Last weekend I finally got a bookshelf. I recently moved into a new apartment with my wife and for months we had a bare wall in desperate need of covering. With our new bookshelf came a heated battle: would it hold books or games? After a lot of back and forth and some sneaky stacking on my part, we compromised. My games would take up three narrow shelves, and other media would occupy the rest. As I stacked my games, I couldn’t help but notice all of the moments of my life that were neatly sorted on those shelves. Every matching group of plastic clamshells captured an epoch in my growth as a game player and as a person. And yet for all of that cherished history, I couldn’t help but feel as though my relationship with games was irreversibly changing; but I couldn’t quite pin down why.

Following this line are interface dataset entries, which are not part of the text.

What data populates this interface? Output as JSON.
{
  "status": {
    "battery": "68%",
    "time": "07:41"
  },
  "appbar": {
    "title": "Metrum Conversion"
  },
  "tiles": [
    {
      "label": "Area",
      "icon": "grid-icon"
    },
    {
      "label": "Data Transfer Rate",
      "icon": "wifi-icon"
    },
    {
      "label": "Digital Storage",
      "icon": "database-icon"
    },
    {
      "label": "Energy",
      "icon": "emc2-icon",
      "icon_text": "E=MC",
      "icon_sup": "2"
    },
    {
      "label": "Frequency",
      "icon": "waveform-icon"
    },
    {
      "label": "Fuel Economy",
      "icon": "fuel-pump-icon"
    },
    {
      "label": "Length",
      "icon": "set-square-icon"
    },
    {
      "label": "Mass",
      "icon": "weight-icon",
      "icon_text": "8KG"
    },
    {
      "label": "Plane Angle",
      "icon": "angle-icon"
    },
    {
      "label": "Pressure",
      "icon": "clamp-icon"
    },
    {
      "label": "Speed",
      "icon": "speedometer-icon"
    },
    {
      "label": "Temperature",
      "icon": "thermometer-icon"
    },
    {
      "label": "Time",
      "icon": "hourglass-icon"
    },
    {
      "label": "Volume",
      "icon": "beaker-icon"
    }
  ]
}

And so I stared at the shelves. In those hard, black PS1 cases, I saw a lonely kid sitting in his attic for hours.
When one of my two childhood friends, Mike, first told me he had a PlayStation, I didn’t know what he was talking about. He led me to a room with toys everywhere, and I figured this was what he meant by a “PlayStation”. I thought it might be a bit much to name your toy room something that grand, but who was I to judge? Then he turned on some gray box attached to his TV, and with that he effectively changed my life.
I can’t remember if Mike ended up playing Bubble Bobble, Final Fantasy VII, or Gex, but when I went home that night I knew that needed a PlayStation too. It took a couple of months of begging to convince my parents to get me my own system. Once I did, it took over my life, for better and for worse. I no longer felt quite as lonely or bored at home despite having few friends. I always had an incredible adventure a load screen away.
Yet, that comfortable cocoon also insulated me from actually reaching out to other kids. Going home and playing a game was always easier than meeting new people; and when I did meet new people I’d almost certainly only talk about video games. I was a one-topic kid without a lot of social tact and few incentives to grow thanks to my predictable, digital buddies. One console generation later I tried to rectify this problem the only way I knew how: by gaming more.
My other childhood friend, Aaron, moved away when I was still in elementary school, but we managed to reconnect several years later. When I was over at his house one day, he broke out an Xbox and hopped online to play Halo 2 with some friends. This was the first I’d heard of an internet connected console; and I thought I’d finally found the bridge between my gaming obsession and burgeoning social interests.
From that point forward, I’d spend hours most afternoons either playing with Aaron and his friends or practicing Halo 2. In my head, it made sense that my skill at the game and knowledge of the mechanics would translate into social status. Of course, that wasn’t true. For all of my stealth kills and snipes, I had a hard time bridging the gap between Xbox Live chats and actual hangout sessions. While gaming was a hobby for Aaron and his friends, it was bordering on an unhealthy obsession for me. So long as the conversations centered around games, I was fine. Whenever it veered into something else, I tended to feel a little uneasy. Gaming factoids were my second language and without them I didn’t quite have my footing yet. While Xbox Live got me in the door with some friends, it did not fully bring me out of my shell.
It took some time, but I eventually found some people who spoke my gaming language. Once I did, it helped plug another gap in my development. I needed to get to know people in my bubble in order to be pulled out of it. Thanks to my new-found gaming buddies, I was able to bridge off of our shared hobby into other topics. Games like Rock Band and Guitar Hero made easy segues into musical discussions and band superiority arguments. Gears of War LAN parties were great excuses to gossip about the social drama of the day in-person, without the impersonality of the internet. Gaming morphed from my one area of expertise to a jumping off point to a host of other interests.
Yet looking at my shelves, I couldn’t help but feel that I was entering a new phase of my life. The console that I’m playing now is the PS Vita, and it feels emblematic of a shift in my relationship with games. I’m a married man now. I’ve already learned a lot of the social lessons that games alternately taught me and sheltered me from. I work a full time job and simply do not have the time to obsess the way I once did. My answer so far has been to jam gaming into otherwise empty time. The Vita’s universal save states allow me to play long JRPGs in hundreds of bite-sized chunks while I’m on the bus to work or sitting on the couch watching TV with my wife. I’ve even snuck in some gaming during elevator rides. I’ve recently found myself retreating to the games from my past to delve into nostalgia. Games like Chrono Trigger, Chrono Cross, FFV, FFVIII, and Threads of Fate are all delightfully knowable microcosms. While they all have winding stories, complex gameplay systems, and daunting hour counts, they are finite and masterable. Every day I’m able to bring my nursery rhymes with me to stay grounded, and maybe discover some new, helpful interpretations. Instead of hoping that gaming will unlock some greater life experience, I now see them the way so many others have: as nice ways to pass the time.
For so long I used games as a tool to fill some gaping need in my life; and now that there isn’t one, I don’t quite know where gaming fits anymore. And, for the first time in my life, I’m learning how to compartmentalize my gaming around my life instead of the other way around. When I look at my bookshelf now, I’m excited. Gaming used to be the whole life-plan; and now that it’s not, the future is wide open.